[Records for processing]

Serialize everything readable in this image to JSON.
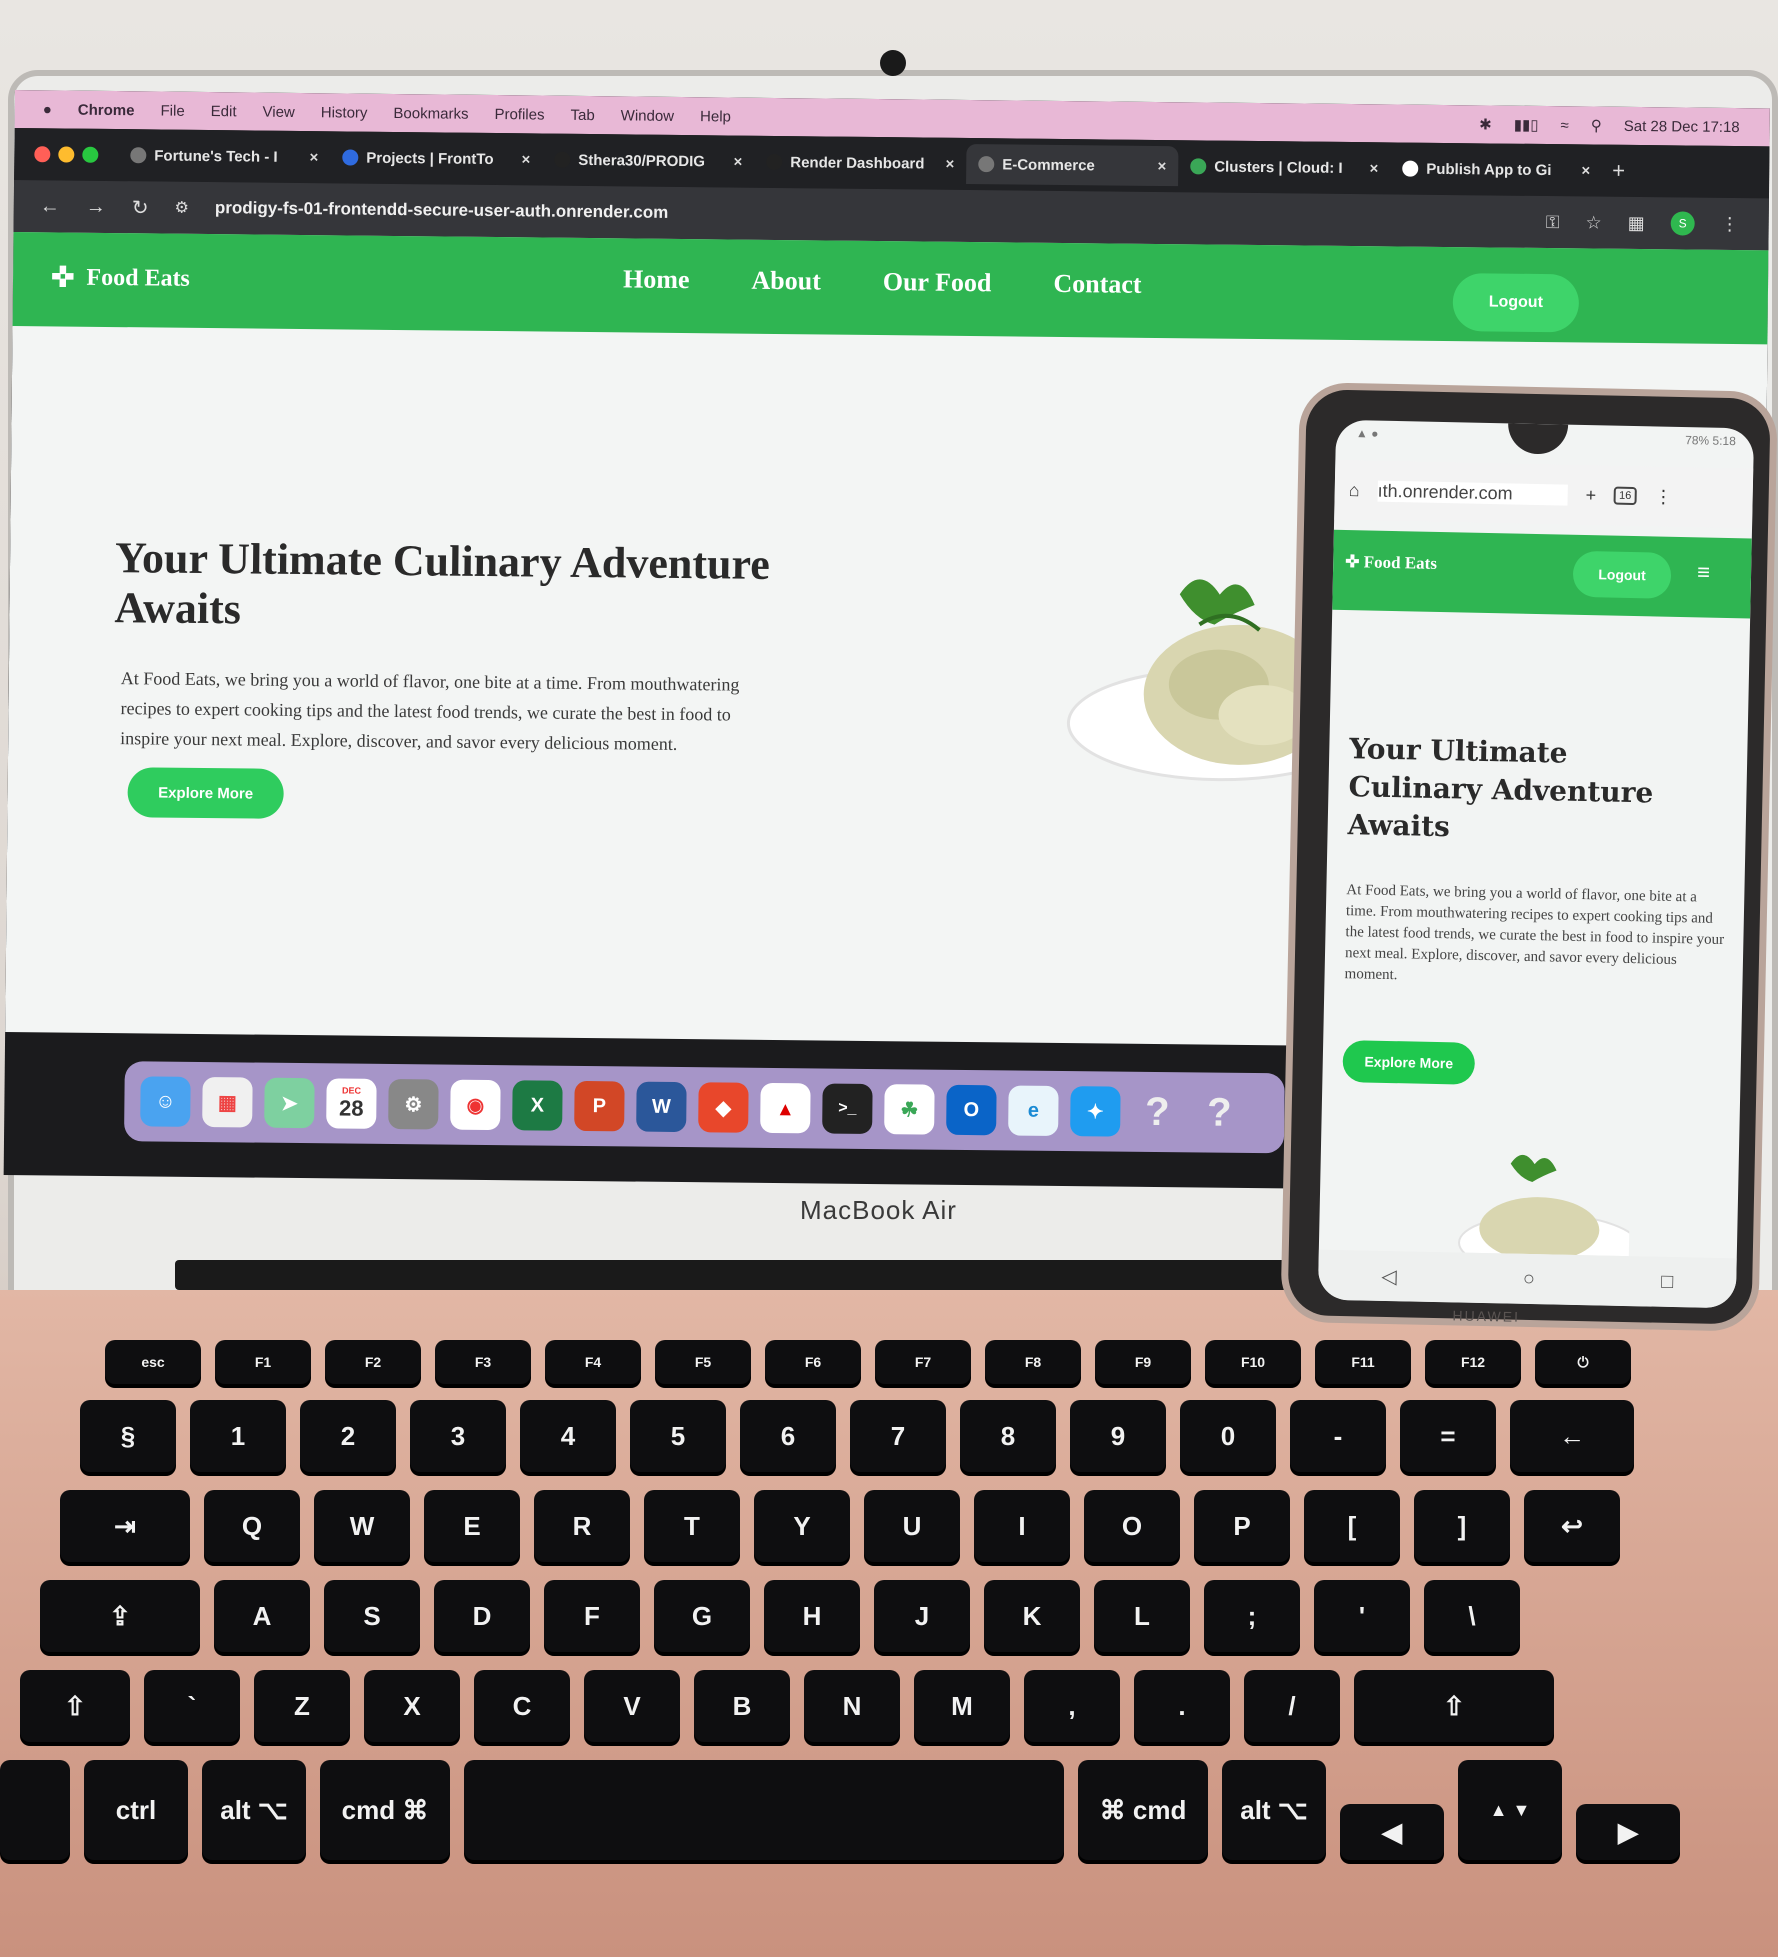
{
  "menubar": {
    "apple_icon": "apple-icon",
    "items": [
      "Chrome",
      "File",
      "Edit",
      "View",
      "History",
      "Bookmarks",
      "Profiles",
      "Tab",
      "Window",
      "Help"
    ],
    "datetime": "Sat 28 Dec  17:18"
  },
  "tabs": [
    {
      "label": "Fortune's Tech - I"
    },
    {
      "label": "Projects | FrontTo"
    },
    {
      "label": "Sthera30/PRODIG"
    },
    {
      "label": "Render Dashboard"
    },
    {
      "label": "E-Commerce"
    },
    {
      "label": "Clusters | Cloud: I"
    },
    {
      "label": "Publish App to Gi"
    }
  ],
  "address_bar": {
    "url": "prodigy-fs-01-frontendd-secure-user-auth.onrender.com",
    "profile_initial": "S"
  },
  "site": {
    "brand": "Food Eats",
    "nav": [
      "Home",
      "About",
      "Our Food",
      "Contact"
    ],
    "logout": "Logout",
    "hero_title": "Your Ultimate Culinary Adventure Awaits",
    "hero_text": "At Food Eats, we bring you a world of flavor, one bite at a time. From mouthwatering recipes to expert cooking tips and the latest food trends, we curate the best in food to inspire your next meal. Explore, discover, and savor every delicious moment.",
    "explore": "Explore More"
  },
  "dock": {
    "calendar_month": "DEC",
    "calendar_day": "28"
  },
  "laptop_label": "MacBook Air",
  "keyboard": {
    "fn_row": [
      "esc",
      "F1",
      "F2",
      "F3",
      "F4",
      "F5",
      "F6",
      "F7",
      "F8",
      "F9",
      "F10",
      "F11",
      "F12",
      "⏻"
    ],
    "row1": [
      "§",
      "1",
      "2",
      "3",
      "4",
      "5",
      "6",
      "7",
      "8",
      "9",
      "0",
      "-",
      "=",
      "←"
    ],
    "row2": [
      "⇥",
      "Q",
      "W",
      "E",
      "R",
      "T",
      "Y",
      "U",
      "I",
      "O",
      "P",
      "[",
      "]",
      "↩"
    ],
    "row3": [
      "⇪",
      "A",
      "S",
      "D",
      "F",
      "G",
      "H",
      "J",
      "K",
      "L",
      ";",
      "'",
      "\\"
    ],
    "row4": [
      "⇧",
      "`",
      "Z",
      "X",
      "C",
      "V",
      "B",
      "N",
      "M",
      ",",
      ".",
      "/",
      "⇧"
    ],
    "row5": [
      "",
      "ctrl",
      "alt ⌥",
      "cmd ⌘",
      "",
      "⌘ cmd",
      "alt ⌥",
      "◀",
      "▲ ▼",
      "▶"
    ]
  },
  "phone": {
    "status": "78%  5:18",
    "url": "ıth.onrender.com",
    "tab_count": "16",
    "brand": "Food Eats",
    "logout": "Logout",
    "hero_title": "Your Ultimate Culinary Adventure Awaits",
    "hero_text": "At Food Eats, we bring you a world of flavor, one bite at a time. From mouthwatering recipes to expert cooking tips and the latest food trends, we curate the best in food to inspire your next meal. Explore, discover, and savor every delicious moment.",
    "explore": "Explore More",
    "maker": "HUAWEI"
  },
  "colors": {
    "brand_green": "#2fb552",
    "button_green": "#3ed46a"
  }
}
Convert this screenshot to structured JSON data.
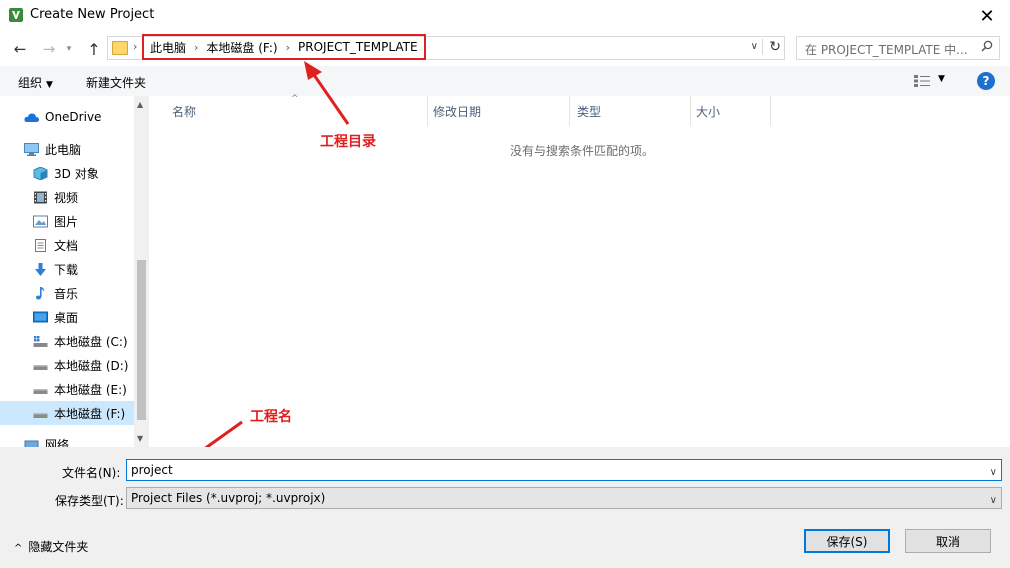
{
  "window": {
    "title": "Create New Project",
    "close_glyph": "✕"
  },
  "nav": {
    "back_glyph": "←",
    "forward_glyph": "→",
    "recent_glyph": "▾",
    "up_glyph": "↑",
    "breadcrumbs": [
      "此电脑",
      "本地磁盘 (F:)",
      "PROJECT_TEMPLATE"
    ],
    "crumb_sep": "›",
    "dropdown_glyph": "∨",
    "refresh_glyph": "↻",
    "search_placeholder": "在 PROJECT_TEMPLATE 中..."
  },
  "toolbar": {
    "organize": "组织",
    "organize_caret": "▼",
    "new_folder": "新建文件夹",
    "view_caret": "▼",
    "help": "?"
  },
  "sidebar": {
    "items": [
      {
        "label": "OneDrive",
        "icon": "cloud-icon"
      },
      {
        "label": "此电脑",
        "icon": "computer-icon"
      },
      {
        "label": "3D 对象",
        "icon": "cube-icon"
      },
      {
        "label": "视频",
        "icon": "film-icon"
      },
      {
        "label": "图片",
        "icon": "picture-icon"
      },
      {
        "label": "文档",
        "icon": "document-icon"
      },
      {
        "label": "下载",
        "icon": "download-icon"
      },
      {
        "label": "音乐",
        "icon": "music-icon"
      },
      {
        "label": "桌面",
        "icon": "desktop-icon"
      },
      {
        "label": "本地磁盘 (C:)",
        "icon": "drive-icon"
      },
      {
        "label": "本地磁盘 (D:)",
        "icon": "drive-icon"
      },
      {
        "label": "本地磁盘 (E:)",
        "icon": "drive-icon"
      },
      {
        "label": "本地磁盘 (F:)",
        "icon": "drive-icon",
        "selected": true
      },
      {
        "label": "网络",
        "icon": "network-icon"
      }
    ],
    "scroll_up": "▲",
    "scroll_down": "▼"
  },
  "filelist": {
    "columns": [
      "名称",
      "修改日期",
      "类型",
      "大小"
    ],
    "sort_glyph": "^",
    "empty_message": "没有与搜索条件匹配的项。"
  },
  "annotations": {
    "dir_label": "工程目录",
    "name_label": "工程名",
    "color": "#e02020"
  },
  "form": {
    "filename_label": "文件名(N):",
    "filename_value": "project",
    "filetype_label": "保存类型(T):",
    "filetype_value": "Project Files (*.uvproj; *.uvprojx)",
    "caret": "∨",
    "hide_folders": "隐藏文件夹",
    "hide_caret": "^",
    "save_button": "保存(S)",
    "cancel_button": "取消"
  }
}
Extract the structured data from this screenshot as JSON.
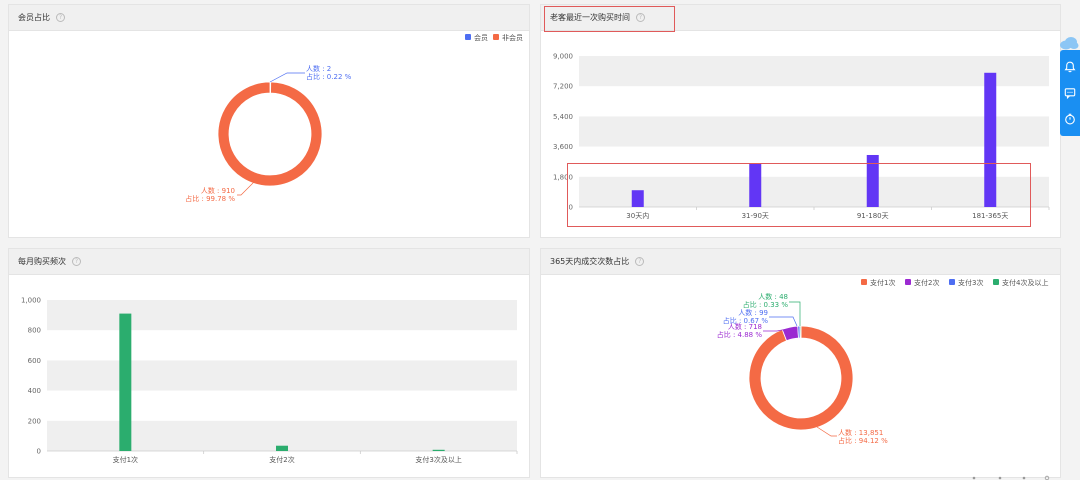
{
  "colors": {
    "orange": "#f46a45",
    "blue_member": "#4e6ef2",
    "purple": "#6236f5",
    "green": "#2bad6e",
    "violet": "#9b2ad1",
    "gray_band": "#efefef",
    "rail_blue": "#1a8ff2"
  },
  "cards": {
    "member_ratio": {
      "title": "会员占比",
      "legend": [
        "会员",
        "非会员"
      ],
      "chart_data": {
        "type": "pie",
        "donut": true,
        "labels": [
          "会员",
          "非会员"
        ],
        "values": [
          2,
          910
        ],
        "percents": [
          "0.22 %",
          "99.78 %"
        ],
        "annotations": [
          {
            "line1": "人数 : 2",
            "line2": "占比 : 0.22 %"
          },
          {
            "line1": "人数 : 910",
            "line2": "占比 : 99.78 %"
          }
        ]
      }
    },
    "last_purchase": {
      "title": "老客最近一次购买时间",
      "chart_data": {
        "type": "bar",
        "categories": [
          "30天内",
          "31-90天",
          "91-180天",
          "181-365天"
        ],
        "values": [
          1000,
          2600,
          3100,
          8000
        ],
        "ylim": [
          0,
          9000
        ],
        "yticks": [
          "0",
          "1,800",
          "3,600",
          "5,400",
          "7,200",
          "9,000"
        ],
        "grid": "banded"
      }
    },
    "monthly_freq": {
      "title": "每月购买频次",
      "chart_data": {
        "type": "bar",
        "categories": [
          "支付1次",
          "支付2次",
          "支付3次及以上"
        ],
        "values": [
          910,
          35,
          8
        ],
        "ylim": [
          0,
          1000
        ],
        "yticks": [
          "0",
          "200",
          "400",
          "600",
          "800",
          "1,000"
        ],
        "grid": "banded"
      }
    },
    "deal_count": {
      "title": "365天内成交次数占比",
      "legend": [
        "支付1次",
        "支付2次",
        "支付3次",
        "支付4次及以上"
      ],
      "chart_data": {
        "type": "pie",
        "donut": true,
        "labels": [
          "支付1次",
          "支付2次",
          "支付3次",
          "支付4次及以上"
        ],
        "values": [
          13851,
          718,
          99,
          48
        ],
        "annotations": [
          {
            "line1": "人数 : 13,851",
            "line2": "占比 : 94.12 %"
          },
          {
            "line1": "人数 : 718",
            "line2": "占比 : 4.88 %"
          },
          {
            "line1": "人数 : 99",
            "line2": "占比 : 0.67 %"
          },
          {
            "line1": "人数 : 48",
            "line2": "占比 : 0.33 %"
          }
        ]
      }
    }
  }
}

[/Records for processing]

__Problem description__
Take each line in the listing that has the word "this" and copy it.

__Task result__
Serialize everything readable in this image to JSON.
Convert this screenshot to structured JSON data.
Extract the structured data from this screenshot as JSON.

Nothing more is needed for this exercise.